▶ **Assignment**:
Lines where the string "Việt" appears are to be copied from the entries below.

▶ **Provided data**:
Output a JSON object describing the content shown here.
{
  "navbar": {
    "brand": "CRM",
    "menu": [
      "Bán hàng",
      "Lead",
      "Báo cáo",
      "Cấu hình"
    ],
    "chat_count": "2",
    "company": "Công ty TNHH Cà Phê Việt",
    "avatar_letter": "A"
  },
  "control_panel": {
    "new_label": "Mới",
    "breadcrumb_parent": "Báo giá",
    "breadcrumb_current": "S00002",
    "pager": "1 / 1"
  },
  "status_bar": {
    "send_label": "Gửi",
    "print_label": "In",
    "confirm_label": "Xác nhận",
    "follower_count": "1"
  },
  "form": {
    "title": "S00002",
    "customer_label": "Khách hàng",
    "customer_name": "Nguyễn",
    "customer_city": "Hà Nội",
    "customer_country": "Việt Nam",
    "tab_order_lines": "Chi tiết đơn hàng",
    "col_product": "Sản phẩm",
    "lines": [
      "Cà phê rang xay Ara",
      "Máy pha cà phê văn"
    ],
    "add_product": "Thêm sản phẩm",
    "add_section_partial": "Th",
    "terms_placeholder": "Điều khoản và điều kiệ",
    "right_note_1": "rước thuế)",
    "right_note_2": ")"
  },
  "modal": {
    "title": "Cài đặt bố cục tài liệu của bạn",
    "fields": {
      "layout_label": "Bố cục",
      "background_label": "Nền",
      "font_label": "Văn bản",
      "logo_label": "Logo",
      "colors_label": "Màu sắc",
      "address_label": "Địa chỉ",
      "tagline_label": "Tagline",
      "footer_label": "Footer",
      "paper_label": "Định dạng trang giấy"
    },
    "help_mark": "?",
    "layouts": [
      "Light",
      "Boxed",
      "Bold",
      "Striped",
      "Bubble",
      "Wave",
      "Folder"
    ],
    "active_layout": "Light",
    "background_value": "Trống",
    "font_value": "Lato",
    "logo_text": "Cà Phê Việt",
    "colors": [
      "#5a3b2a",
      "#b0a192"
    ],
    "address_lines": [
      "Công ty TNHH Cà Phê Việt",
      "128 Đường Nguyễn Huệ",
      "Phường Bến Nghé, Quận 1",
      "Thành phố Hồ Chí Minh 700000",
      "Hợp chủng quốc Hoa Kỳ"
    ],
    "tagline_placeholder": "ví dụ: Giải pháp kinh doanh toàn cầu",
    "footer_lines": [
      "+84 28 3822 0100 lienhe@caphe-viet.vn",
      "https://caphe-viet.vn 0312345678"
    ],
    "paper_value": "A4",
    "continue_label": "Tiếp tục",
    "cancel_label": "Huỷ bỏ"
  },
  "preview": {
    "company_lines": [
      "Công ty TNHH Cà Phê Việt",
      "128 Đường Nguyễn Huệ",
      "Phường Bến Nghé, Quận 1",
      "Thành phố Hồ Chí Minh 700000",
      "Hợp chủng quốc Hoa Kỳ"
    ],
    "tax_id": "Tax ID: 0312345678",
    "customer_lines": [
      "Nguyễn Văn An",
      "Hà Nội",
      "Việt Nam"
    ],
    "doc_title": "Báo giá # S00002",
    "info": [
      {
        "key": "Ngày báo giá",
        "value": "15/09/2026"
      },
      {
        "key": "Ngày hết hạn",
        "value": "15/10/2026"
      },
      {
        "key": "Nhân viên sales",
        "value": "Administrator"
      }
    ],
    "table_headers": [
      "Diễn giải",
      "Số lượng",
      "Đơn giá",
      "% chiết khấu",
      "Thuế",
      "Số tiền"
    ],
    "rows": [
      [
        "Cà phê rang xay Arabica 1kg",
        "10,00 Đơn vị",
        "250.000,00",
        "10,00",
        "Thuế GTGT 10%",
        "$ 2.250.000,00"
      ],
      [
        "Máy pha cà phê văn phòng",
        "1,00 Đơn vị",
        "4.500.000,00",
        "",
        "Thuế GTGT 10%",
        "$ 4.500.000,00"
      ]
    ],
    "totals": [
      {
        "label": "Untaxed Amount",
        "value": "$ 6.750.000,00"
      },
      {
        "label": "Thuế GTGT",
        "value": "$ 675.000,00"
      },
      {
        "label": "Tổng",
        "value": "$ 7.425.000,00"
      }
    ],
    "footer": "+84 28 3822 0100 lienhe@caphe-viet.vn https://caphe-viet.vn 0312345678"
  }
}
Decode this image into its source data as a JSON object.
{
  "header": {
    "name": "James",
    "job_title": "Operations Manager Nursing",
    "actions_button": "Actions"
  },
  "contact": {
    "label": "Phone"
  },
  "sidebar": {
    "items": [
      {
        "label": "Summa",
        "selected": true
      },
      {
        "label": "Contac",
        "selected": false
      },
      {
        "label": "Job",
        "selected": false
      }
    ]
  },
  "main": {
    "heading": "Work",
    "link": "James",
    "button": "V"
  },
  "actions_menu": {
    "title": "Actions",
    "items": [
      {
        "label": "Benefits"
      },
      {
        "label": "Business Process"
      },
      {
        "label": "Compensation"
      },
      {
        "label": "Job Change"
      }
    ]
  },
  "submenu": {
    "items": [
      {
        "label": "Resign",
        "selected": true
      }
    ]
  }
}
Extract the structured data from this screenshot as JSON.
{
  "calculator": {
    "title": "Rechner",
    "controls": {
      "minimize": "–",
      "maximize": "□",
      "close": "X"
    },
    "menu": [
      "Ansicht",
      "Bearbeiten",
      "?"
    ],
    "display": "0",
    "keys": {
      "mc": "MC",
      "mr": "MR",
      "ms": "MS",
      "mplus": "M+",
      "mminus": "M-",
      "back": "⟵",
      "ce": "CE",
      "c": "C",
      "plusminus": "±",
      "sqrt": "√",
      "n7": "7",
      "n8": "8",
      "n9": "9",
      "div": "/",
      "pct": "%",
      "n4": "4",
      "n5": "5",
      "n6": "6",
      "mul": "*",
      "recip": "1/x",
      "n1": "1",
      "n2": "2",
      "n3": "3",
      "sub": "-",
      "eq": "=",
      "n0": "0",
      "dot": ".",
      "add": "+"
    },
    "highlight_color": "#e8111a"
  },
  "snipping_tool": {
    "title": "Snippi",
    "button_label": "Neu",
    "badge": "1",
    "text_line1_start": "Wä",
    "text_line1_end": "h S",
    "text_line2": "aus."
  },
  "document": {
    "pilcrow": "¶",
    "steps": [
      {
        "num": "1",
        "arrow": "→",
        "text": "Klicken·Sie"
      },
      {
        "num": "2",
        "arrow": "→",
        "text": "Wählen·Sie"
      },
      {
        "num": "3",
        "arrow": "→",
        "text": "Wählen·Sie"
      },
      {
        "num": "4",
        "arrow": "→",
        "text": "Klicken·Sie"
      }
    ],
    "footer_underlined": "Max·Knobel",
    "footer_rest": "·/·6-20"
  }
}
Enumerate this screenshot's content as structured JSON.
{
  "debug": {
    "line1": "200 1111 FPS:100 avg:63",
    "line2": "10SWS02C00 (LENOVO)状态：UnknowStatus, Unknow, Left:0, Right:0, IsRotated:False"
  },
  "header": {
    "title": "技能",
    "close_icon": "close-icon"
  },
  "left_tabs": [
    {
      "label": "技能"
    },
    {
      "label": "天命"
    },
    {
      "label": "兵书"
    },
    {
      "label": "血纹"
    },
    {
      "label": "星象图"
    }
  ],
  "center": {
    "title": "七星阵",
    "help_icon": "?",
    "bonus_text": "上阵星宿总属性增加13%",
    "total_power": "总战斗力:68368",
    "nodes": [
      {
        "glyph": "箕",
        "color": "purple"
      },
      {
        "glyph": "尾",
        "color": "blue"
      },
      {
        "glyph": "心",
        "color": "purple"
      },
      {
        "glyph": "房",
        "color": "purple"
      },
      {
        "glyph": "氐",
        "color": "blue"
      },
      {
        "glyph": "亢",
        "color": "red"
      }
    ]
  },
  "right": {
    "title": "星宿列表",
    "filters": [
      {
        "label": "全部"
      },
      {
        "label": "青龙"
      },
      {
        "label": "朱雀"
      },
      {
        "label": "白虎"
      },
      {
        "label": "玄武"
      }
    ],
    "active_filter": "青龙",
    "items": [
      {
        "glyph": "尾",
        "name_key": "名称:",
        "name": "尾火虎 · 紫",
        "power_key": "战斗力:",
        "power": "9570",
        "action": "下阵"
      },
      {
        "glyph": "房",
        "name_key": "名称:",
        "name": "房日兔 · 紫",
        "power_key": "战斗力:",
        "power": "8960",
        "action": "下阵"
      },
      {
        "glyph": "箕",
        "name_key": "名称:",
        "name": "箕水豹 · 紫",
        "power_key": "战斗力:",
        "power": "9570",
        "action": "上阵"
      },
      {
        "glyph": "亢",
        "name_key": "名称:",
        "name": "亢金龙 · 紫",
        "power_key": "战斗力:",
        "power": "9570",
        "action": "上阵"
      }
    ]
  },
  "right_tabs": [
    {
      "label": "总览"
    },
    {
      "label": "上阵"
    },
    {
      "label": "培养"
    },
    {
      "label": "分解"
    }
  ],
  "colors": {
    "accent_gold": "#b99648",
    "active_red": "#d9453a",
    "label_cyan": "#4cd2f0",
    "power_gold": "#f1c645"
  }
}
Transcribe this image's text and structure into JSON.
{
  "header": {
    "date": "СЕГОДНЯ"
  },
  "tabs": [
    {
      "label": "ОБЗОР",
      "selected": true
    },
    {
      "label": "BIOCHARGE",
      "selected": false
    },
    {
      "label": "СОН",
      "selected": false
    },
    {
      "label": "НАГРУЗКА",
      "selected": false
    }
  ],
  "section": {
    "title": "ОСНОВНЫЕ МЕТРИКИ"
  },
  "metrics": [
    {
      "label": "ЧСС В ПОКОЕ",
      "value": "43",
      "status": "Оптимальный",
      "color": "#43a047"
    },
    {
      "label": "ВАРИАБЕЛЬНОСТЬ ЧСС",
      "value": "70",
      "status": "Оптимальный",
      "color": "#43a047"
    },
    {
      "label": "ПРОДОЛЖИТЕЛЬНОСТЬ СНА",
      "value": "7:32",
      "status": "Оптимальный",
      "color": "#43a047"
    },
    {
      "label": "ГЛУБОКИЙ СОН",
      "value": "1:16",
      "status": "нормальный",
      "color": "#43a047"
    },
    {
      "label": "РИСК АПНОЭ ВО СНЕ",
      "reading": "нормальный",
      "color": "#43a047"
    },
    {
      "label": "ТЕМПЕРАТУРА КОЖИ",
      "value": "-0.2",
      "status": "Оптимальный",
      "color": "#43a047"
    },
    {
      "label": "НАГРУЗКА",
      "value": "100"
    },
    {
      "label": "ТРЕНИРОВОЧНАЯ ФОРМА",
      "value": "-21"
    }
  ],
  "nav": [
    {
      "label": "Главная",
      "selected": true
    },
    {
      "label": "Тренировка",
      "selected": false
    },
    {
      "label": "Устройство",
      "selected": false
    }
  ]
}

▶ **Solution for this task**:
    "company": "Công ty TNHH Cà Phê Việt",
    "customer_country": "Việt Nam",
    "logo_text": "Cà Phê Việt",
      "Công ty TNHH Cà Phê Việt",
      "Công ty TNHH Cà Phê Việt",
      "Việt Nam"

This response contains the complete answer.